This charmer will be my closer. Why in the world does this love of a flick not have a distributor? Original, endearing and conflicted tale of Dutchman Gauke, played with strength and sensitivity by Gijs Naber. Caught by the floods of 1953 in Holland, he falls in love in a sanctuary for the victims who have lost all. Gauke, after making love to Ria, played with force and tenderness by Anneke Sluiters, knows he must leave his love to build a new life for them. He sets out on his bicycle with a basketful of tulip bulbs to plant them in Puglia, Italy. The story is driven by Gauke’s daughter Anna, played by the gorgeous Ksenia Solo in search of her story, her mother, her father and the tale that pulls us in with its fairy tale guile and Gauke’s struggle. Van Diem told us that Solo learned fluid Italian to convince him she should get the part. The beauty of the tulips alone, grown impossibly in rocky Puglia, defy reality while the flowers and their story draw us into that fantasy and the reality, as well, of corruption in Italy: Gauke is asked to pay protection money and VanDiem admitted that in making the film on location he, indeed, “may have” met with that demand as well. The risks Van Diem took with this tale of love and loss and the gift of flowers amaze. This film deserves to be seen and loved. Distributors, Are you listening? Van Diem won an Oscar for Karakter (1997) and took ten years before coming back to film making. I’m sure glad he’s back. Kudos!
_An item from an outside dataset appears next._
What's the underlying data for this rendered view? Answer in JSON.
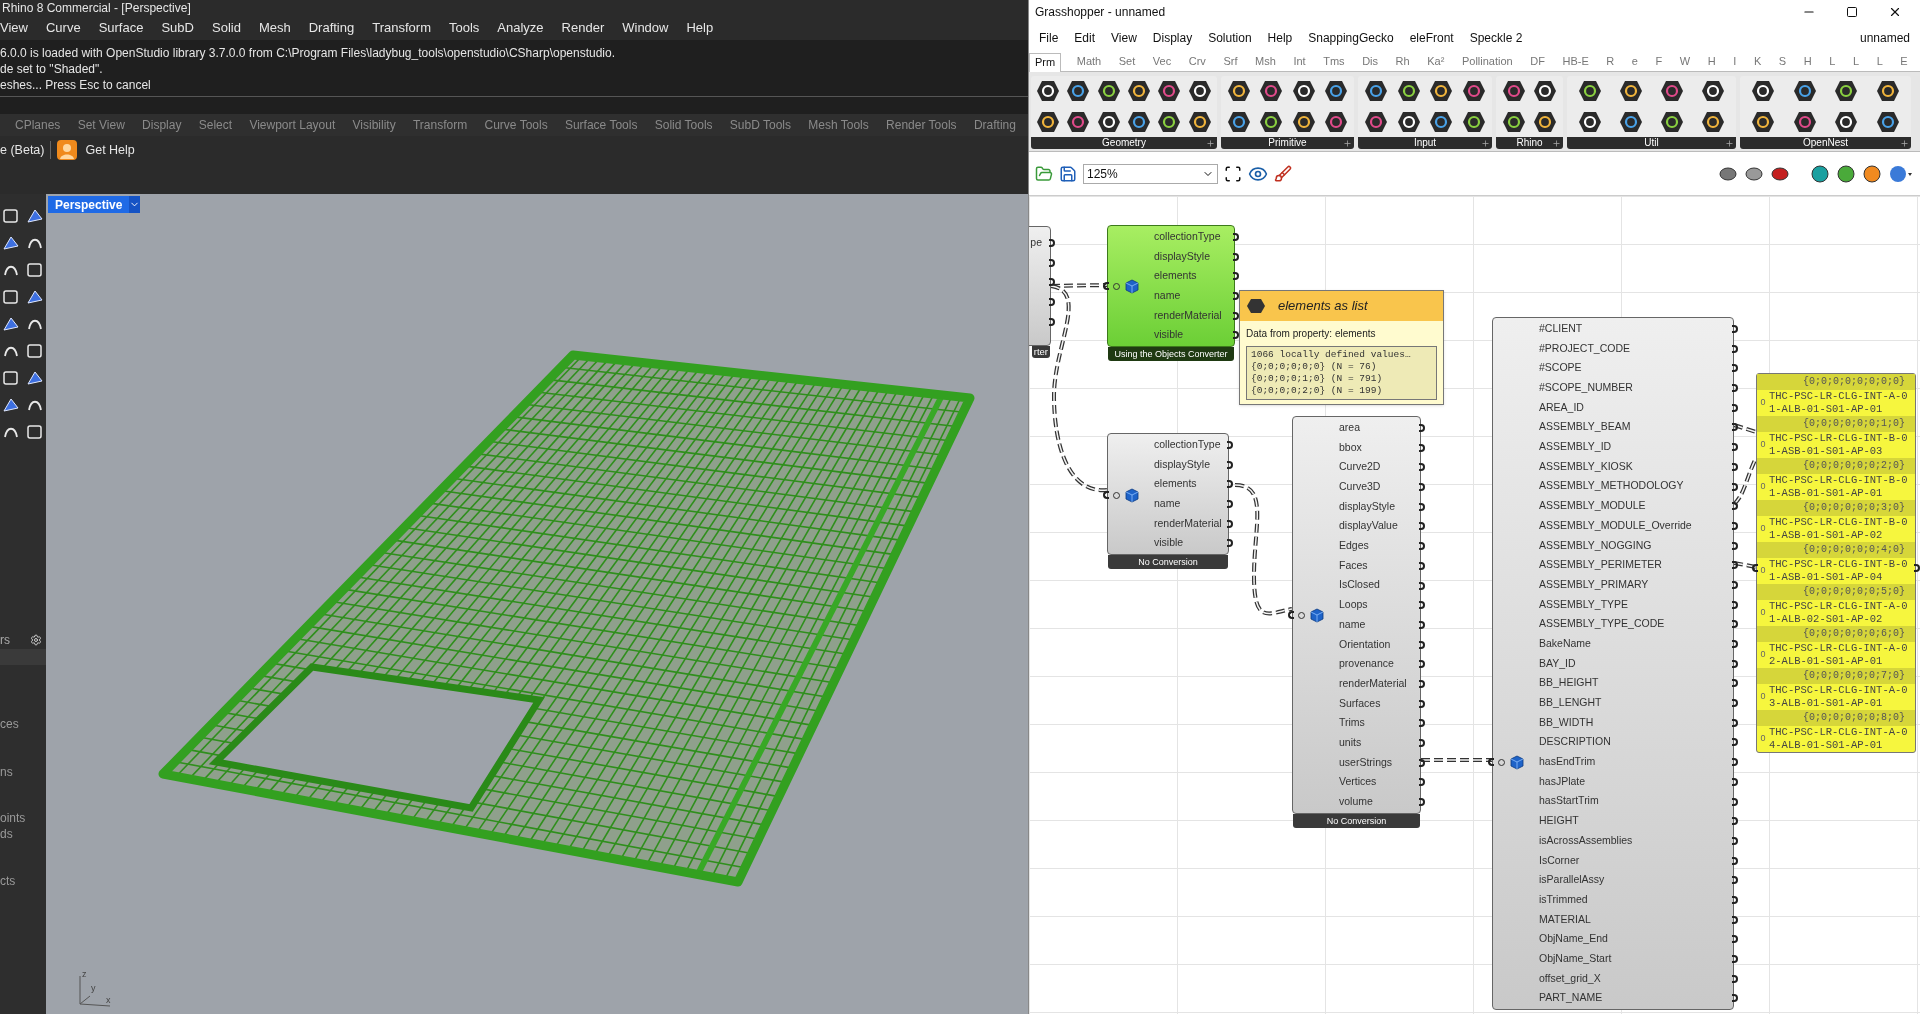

This article is brought to you by the author who owns the copyright to the text.
Should you want to support the author’s creative work you can use the PayPal “Donate” button below.
Your donation is a transaction between you and the author. The proceeds go directly to the author’s PayPal account in full less PayPal’s commission.
Facts & Arts neither receives information about you, nor of your donation, nor does Facts & Arts receive a commission.
Facts & Arts does not pay the author, nor takes paid by the author, for the posting of the author's material on Facts & Arts. Facts & Arts finances its operations by selling advertising space.